What to do:
Output each of the entries exactly, skipping every picture they contain.

Excerpts from an interface dataset:
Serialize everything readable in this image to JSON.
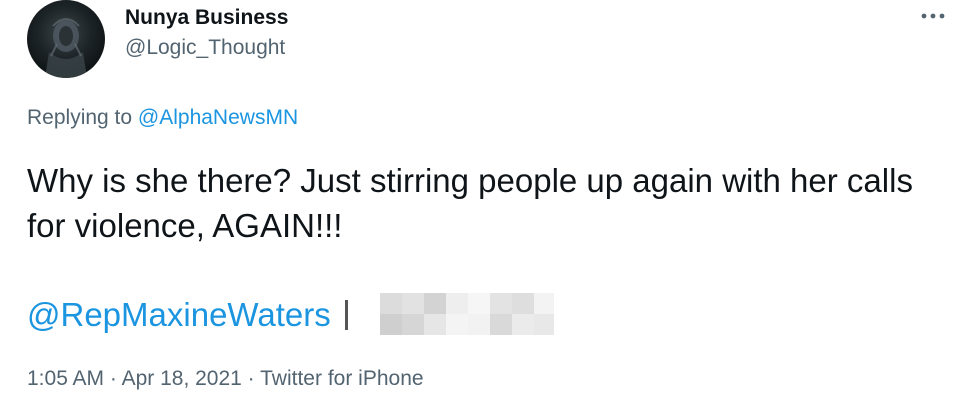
{
  "author": {
    "display_name": "Nunya Business",
    "handle": "@Logic_Thought",
    "avatar_icon": "avatar-image"
  },
  "more_icon": "more-horizontal-icon",
  "reply": {
    "prefix": "Replying to ",
    "mention": "@AlphaNewsMN"
  },
  "text": "Why is she there? Just stirring people up again with her calls for violence, AGAIN!!!",
  "mention_link": "@RepMaxineWaters",
  "meta": {
    "time": "1:05 AM",
    "separator": " · ",
    "date": "Apr 18, 2021",
    "source": "Twitter for iPhone"
  },
  "colors": {
    "link": "#1b95e0",
    "secondary_text": "#536471",
    "primary_text": "#0f1419"
  }
}
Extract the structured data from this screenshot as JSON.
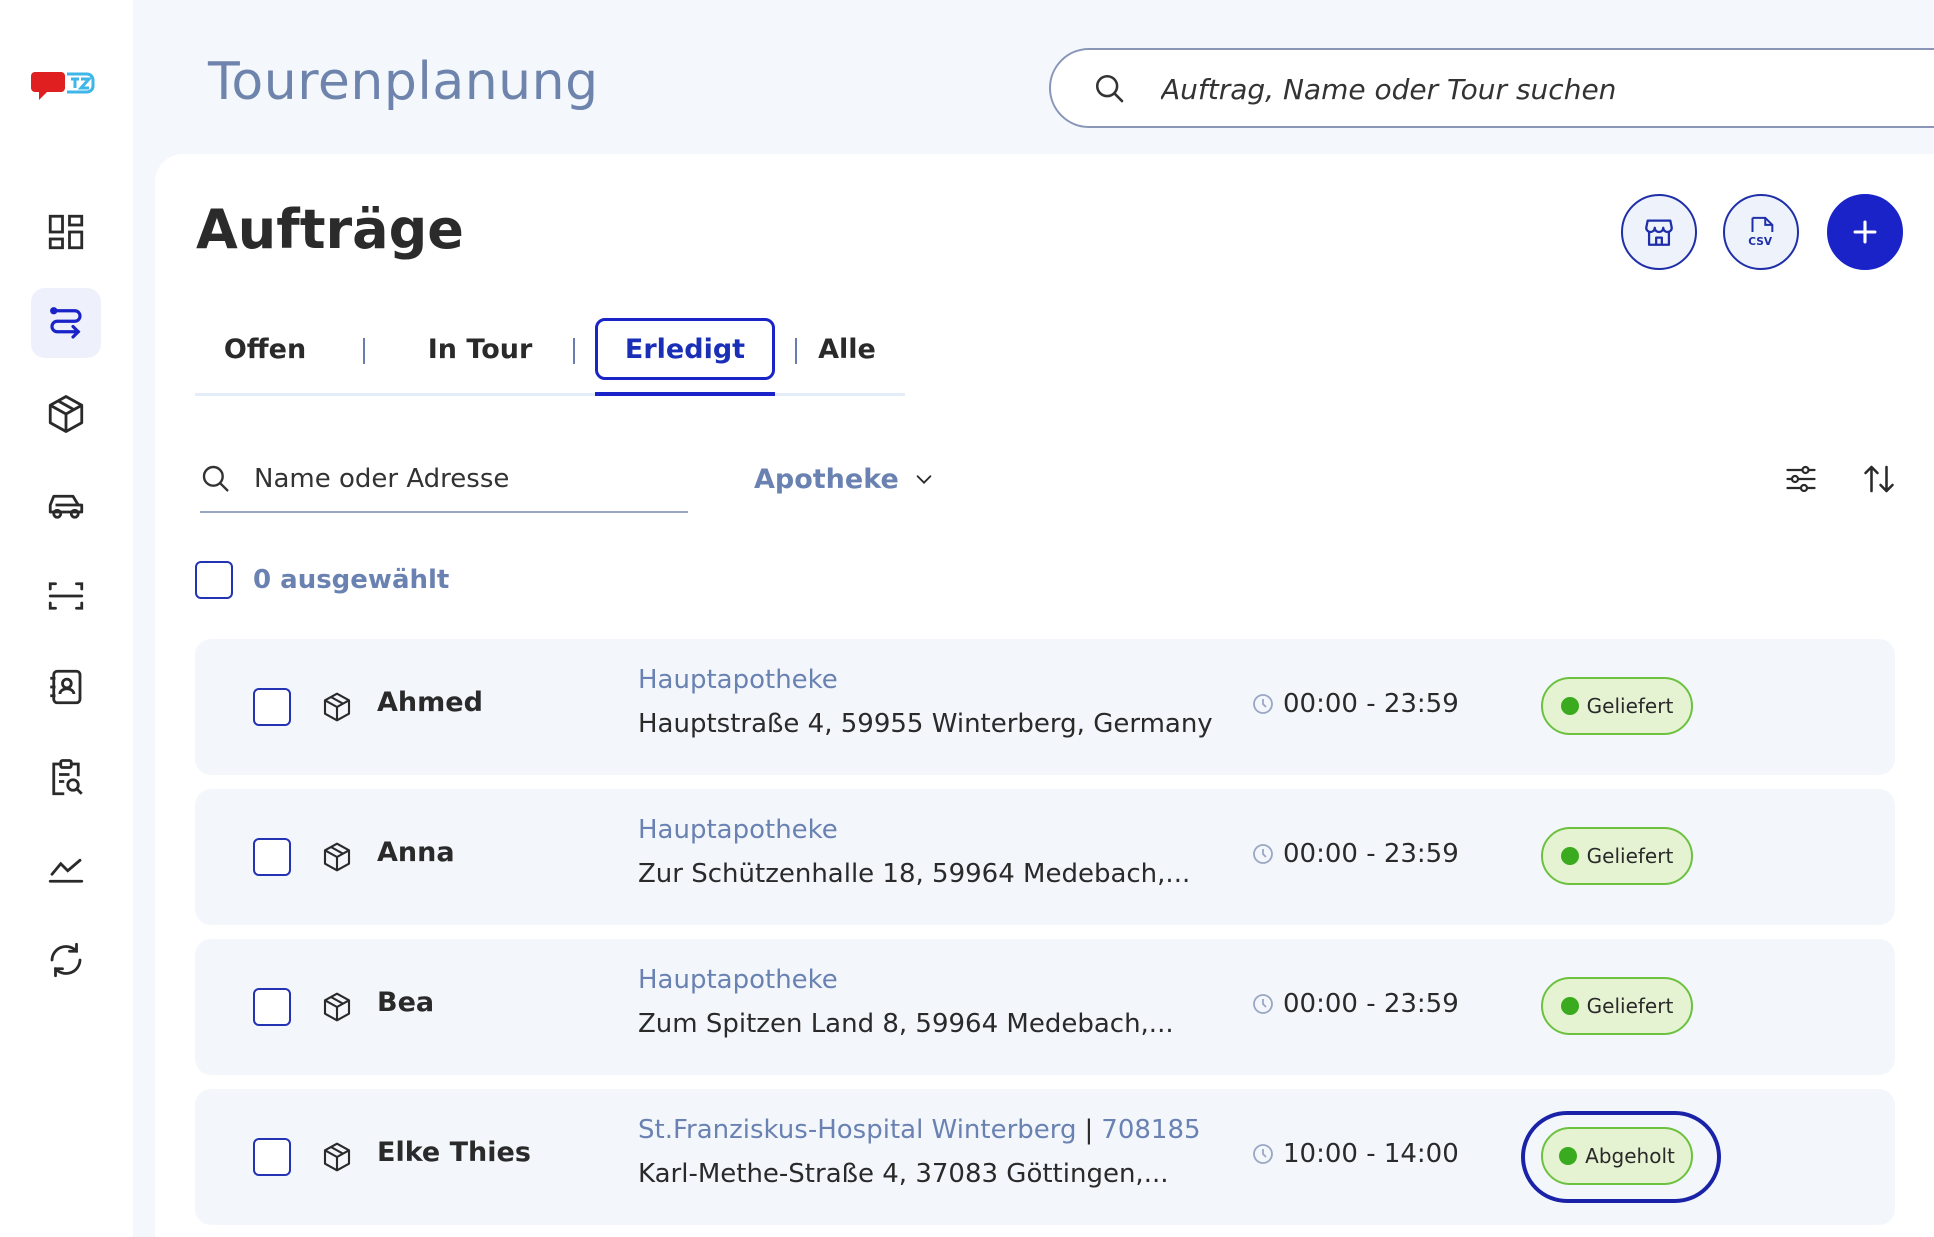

Solution for this exercise:
Serialize everything readable in this image to JSON.
{
  "author": {
    "display_name": "Nunya Business",
    "handle": "@Logic_Thought",
    "avatar_icon": "avatar-image"
  },
  "more_icon": "more-horizontal-icon",
  "reply": {
    "prefix": "Replying to ",
    "mention": "@AlphaNewsMN"
  },
  "text": "Why is she there? Just stirring people up again with her calls for violence, AGAIN!!!",
  "mention_link": "@RepMaxineWaters",
  "meta": {
    "time": "1:05 AM",
    "separator": " · ",
    "date": "Apr 18, 2021",
    "source": "Twitter for iPhone"
  },
  "colors": {
    "link": "#1b95e0",
    "secondary_text": "#536471",
    "primary_text": "#0f1419"
  }
}
Extract the structured data from this screenshot as JSON.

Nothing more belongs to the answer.